4. Give back plastic bags, plastic silverware, and extra napkins!
Cashiers are so accustomed to giving you a bag, utensils, and SO many napkins! When checking out, either catch the cashier before they go through the trouble or give it back. And then...
5. Tell people WHY you are giving these items back, nicely!
If you come up with an educational response that is authentic to your own voice and is quick and easy to say, you're doing the world a favor to pass on the information. Knowledge is power! For example, I like to say: "Oh no thank you, I try not to use plastic because it's harmful to the environment" or "I'd like to give you these things back because I try not to use single-use plastics. Did you know that most of it ends up in the ocean and then if we eat fish we eat plastic'?" Whenever I say this, I always have a smile on my face and am exuding positive and genuine energy.
6. Ride your bicycle, carpool, or take public transportation.
The biggest change in my quality of life since meeting my now-husband has been riding a bicycle for transportation instead of taking the subway and cabs. Unless it's below 30 degrees and/or snowing, cycling around NYC is the fastest and most pleasurable way to get around town, and it saves me lots of money! One bike + helmet = $150 (annual cost = $150); one monthly subway pass = $121 (annual cost = $1,452). ANNUAL SAVINGS = $1,302
7. Eat vegetarian one day a week and then increase! :)
Do you know that the reason I became a vegetarian is because I saw a graph in an 1-credit environmental studies class in college that showed it takes exponentially more fossil fuel to produce meat than it does to produce vegetables? I have no idea why this graph affected me so much as I'd seen loads of graphs throughout school and effectively paid zero attention, but it did and I quit eating meat.

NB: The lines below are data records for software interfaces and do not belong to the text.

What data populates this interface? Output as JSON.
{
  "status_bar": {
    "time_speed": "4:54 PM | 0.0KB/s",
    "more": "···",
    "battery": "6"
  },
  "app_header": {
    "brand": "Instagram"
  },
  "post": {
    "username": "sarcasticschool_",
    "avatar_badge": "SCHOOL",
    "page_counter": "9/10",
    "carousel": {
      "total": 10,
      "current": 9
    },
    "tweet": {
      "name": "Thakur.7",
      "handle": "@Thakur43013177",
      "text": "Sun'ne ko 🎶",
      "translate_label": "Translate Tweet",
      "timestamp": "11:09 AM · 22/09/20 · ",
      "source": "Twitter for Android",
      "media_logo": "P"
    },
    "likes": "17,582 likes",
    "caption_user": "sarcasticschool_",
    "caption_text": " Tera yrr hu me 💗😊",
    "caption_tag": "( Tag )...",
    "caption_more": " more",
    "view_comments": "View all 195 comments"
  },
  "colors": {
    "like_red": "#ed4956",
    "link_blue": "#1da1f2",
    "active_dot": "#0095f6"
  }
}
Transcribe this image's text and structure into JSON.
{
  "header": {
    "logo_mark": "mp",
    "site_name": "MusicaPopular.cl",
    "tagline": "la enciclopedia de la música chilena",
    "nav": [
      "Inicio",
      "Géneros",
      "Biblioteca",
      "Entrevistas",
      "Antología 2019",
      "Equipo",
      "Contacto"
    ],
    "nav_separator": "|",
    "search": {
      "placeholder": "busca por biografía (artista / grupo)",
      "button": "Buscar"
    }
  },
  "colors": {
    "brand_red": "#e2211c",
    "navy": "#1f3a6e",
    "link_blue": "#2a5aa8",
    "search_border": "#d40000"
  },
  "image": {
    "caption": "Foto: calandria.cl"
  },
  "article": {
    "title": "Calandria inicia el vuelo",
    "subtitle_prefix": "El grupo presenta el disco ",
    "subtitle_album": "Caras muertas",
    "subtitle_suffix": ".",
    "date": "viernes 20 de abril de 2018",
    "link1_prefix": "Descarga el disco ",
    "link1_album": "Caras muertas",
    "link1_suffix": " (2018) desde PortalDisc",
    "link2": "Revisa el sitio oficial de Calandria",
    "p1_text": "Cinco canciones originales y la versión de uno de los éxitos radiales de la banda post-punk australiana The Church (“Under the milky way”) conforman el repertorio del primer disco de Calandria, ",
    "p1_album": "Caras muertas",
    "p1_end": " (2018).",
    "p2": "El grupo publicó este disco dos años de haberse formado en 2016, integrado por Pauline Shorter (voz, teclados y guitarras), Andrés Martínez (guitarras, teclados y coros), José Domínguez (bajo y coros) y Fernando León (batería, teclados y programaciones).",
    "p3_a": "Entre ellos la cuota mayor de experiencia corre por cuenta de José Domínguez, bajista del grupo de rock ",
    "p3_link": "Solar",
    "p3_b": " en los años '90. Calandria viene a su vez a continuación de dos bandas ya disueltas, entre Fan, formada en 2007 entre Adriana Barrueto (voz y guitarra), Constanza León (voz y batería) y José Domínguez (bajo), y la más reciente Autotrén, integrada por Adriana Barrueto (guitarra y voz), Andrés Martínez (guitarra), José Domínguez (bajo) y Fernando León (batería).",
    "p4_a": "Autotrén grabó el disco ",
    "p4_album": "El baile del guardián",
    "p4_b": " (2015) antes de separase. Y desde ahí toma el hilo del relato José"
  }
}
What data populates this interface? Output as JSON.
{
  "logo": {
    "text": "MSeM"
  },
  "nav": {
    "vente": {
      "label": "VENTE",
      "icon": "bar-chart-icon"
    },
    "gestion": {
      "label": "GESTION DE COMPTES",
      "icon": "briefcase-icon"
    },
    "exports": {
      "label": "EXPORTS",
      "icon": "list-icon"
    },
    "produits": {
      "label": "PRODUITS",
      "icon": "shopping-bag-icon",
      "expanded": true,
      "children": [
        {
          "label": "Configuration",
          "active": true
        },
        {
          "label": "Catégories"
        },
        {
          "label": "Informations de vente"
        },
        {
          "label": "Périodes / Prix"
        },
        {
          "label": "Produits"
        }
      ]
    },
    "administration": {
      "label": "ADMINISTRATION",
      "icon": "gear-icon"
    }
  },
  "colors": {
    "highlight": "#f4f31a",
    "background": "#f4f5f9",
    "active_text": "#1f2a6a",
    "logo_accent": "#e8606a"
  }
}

Since then, I've watched countless documentaries and read Eating Animals (a book everyone should read, but warning you will never want to eat chicken or pork in particular again...) and love eating vegetarian. I don't miss or want for anything and my body feels fantastic and healthy and my digestion is easy.
Maybe you aren't ready to give up meat, but what if you committed to eating vegetarian 1-2 days a week? Or one week out of the month? Give it a try and let me know if you see any changes in your physical health.
8. Reduce your consumption of things, in general.
When I returned from Asia this winter after being gone for four months, I was disgusted by the amount of things I had in my apartment when I returned home. I didn't shop or buy myself anything new for months. In May, I went to Uganda and had just felt myself slipping back into American consumer culture, and Uganda was a perfect and timely reminder. I don't use or need half of the things that I have and having less actually makes me feel way more free.
Whenever I purchase a "thing" now, I try to remember to ask myself - do you need this? Nearly 100% of the time, the answer is no.
Do I sometimes still buy myself something nice as a treat? Of course, especially if I'm supporting a local artist or craftsman, but asking myself this question leads to way more intelligent and thoughtful purchasing decisions.
8 Simple Steps you can take to make a difference and live more consciously and gently on this earth. It is my hope you found this post helpful. Please leave me a comment and let me know if you are able to make any changes in your lifestyle.